Dr. Monika A. Davare – Emerging Research Grant
Oregon Health and Sciences University
Brain tumors are the leading cause of cancer-related mortality in children. Medulloblastoma is the most common malignant pediatric brain tumor; children with high-risk medulloblastoma have poor outcomes and frequently succumb to their disease even after intensive cytotoxic treatments. Further, survivors of pediatric brain cancer are frequently left with lifelong health consequences due to the intensive treatments including chemotherapy and cranio-spinal radiation that diminishes their full potential and quality of life. Therefore settling for improvements in long-term survival is increasingly an incomplete goal. Dr. Monika Davare’s research program is built on the foundational hypothesis that cancer therapy targeted to the causative genetic or signaling pathway abnormality will improve long-term outcomes and quality of life for patients. Accordingly, the Davare laboratory’s specific research goals are directed at dissecting the driving cell biology of pediatric brain tumors in order to identify molecularly targeted drugs to selectively inhibit these pathways and shut down tumor growth and spread.
In the last decade, the wide-spread application of next-generation DNA sequencing technology has allowed the research community to molecularly characterize medulloblastoma tumors. Despite this large amount of genomic data that has been generated, the development of new treatment strategies in high-risk medulloblastoma remains stalled. Notably, several medulloblastoma tumors harbor somatic mutations in actionable genes that can be targeted with existing FDA approved drugs, including new brain permeable kinase inhibitors that are in the clinical pipeline for treating adult cancers. Examples of mutations in actionable kinase genes that are found in some medulloblastoma tumors include, ABL1, AKT1, ALK, FGFR1, FLT3, FLT4, INSR, MAPK isoforms & PDGFRB. However, the functional characterization of these gene mutations in this context is incomplete. Dr. Davare aims to conduct research that will help eliminate this bottleneck.
The experiments supported by the PCRF funding will include complementary approaches that will permit functional sorting of which of these mutations in kinase genes act as cancer drivers versus the ones that are just passenger events.
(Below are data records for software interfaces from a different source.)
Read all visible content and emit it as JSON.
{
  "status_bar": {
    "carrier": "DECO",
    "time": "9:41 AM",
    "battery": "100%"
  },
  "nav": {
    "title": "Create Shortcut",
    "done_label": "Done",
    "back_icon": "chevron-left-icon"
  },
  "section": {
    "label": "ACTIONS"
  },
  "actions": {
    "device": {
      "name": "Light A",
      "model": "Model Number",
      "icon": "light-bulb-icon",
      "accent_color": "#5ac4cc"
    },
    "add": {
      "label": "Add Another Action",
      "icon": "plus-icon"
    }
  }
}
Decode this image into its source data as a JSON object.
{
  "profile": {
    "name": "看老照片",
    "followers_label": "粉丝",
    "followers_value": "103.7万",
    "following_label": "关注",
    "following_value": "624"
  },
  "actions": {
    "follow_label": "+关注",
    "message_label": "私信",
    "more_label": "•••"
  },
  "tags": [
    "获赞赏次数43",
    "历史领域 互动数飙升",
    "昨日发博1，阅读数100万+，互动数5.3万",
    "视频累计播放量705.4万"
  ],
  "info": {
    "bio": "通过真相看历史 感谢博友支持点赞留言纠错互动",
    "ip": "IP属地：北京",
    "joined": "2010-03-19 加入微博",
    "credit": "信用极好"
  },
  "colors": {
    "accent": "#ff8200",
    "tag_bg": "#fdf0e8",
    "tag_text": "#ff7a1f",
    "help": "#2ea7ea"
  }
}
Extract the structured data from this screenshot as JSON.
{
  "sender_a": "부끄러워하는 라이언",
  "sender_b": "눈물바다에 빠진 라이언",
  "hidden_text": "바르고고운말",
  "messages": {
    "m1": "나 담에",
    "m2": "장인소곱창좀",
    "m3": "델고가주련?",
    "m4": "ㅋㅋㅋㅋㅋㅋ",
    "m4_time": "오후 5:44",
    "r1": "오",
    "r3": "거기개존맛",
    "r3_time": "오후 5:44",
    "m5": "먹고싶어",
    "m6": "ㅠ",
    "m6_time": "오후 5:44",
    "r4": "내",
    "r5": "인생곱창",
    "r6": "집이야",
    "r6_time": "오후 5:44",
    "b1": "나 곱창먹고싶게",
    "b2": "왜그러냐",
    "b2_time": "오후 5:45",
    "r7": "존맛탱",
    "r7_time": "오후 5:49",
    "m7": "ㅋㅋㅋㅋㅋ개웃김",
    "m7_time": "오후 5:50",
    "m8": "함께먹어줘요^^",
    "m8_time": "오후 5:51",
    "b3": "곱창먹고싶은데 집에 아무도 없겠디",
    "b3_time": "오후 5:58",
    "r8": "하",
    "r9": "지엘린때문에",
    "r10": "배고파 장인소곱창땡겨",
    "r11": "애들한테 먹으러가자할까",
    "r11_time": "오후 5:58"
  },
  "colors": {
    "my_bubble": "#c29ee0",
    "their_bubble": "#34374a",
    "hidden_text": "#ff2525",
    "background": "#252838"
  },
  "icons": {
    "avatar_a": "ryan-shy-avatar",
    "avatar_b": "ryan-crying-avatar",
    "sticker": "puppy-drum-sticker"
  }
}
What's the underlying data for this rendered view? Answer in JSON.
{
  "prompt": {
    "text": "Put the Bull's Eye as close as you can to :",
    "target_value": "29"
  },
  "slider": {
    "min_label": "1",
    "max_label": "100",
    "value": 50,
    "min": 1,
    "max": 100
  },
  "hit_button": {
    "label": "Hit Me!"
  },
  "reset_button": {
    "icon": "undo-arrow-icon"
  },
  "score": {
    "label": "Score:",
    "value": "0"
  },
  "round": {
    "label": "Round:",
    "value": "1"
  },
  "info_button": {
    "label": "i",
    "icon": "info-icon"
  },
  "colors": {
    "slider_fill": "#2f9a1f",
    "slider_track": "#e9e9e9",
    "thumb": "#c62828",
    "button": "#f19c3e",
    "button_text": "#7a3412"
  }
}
Ultimately, Dr. Davare’s goal is to produce stringent experimental evidence that opens up new avenue(s) for potentially integrating targeted kinase inhibitor therapy, either alone or in combination with other treatments, for children bearing the unimaginable burden of high-risk medulloblastoma.